:: PROBLEM TO WORK ON ::
Below are some entries. Copy each line that holds the string "Protection".

:: DATA FOR THIS TASK ::
□ □ □ □

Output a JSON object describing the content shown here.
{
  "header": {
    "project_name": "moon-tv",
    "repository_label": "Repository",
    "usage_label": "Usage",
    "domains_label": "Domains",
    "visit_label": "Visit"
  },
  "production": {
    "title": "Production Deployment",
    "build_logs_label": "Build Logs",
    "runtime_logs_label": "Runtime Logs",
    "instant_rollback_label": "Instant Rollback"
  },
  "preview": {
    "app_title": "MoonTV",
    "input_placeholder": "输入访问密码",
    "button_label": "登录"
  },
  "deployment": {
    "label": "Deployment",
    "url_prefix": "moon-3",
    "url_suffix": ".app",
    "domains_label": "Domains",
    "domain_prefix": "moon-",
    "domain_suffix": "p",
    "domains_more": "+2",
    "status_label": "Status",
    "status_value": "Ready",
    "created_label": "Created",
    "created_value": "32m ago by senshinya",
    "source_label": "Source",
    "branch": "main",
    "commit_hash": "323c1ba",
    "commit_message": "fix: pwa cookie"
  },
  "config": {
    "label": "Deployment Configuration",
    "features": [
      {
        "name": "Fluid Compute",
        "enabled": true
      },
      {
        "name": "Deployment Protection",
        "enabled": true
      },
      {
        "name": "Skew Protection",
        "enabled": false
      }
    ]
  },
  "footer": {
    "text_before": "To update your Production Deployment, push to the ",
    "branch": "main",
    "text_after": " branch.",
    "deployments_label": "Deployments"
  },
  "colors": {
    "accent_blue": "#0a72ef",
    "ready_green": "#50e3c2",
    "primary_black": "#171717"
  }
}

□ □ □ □

:: RESPONSE AREA ::
        "name": "Deployment Protection",
        "name": "Skew Protection",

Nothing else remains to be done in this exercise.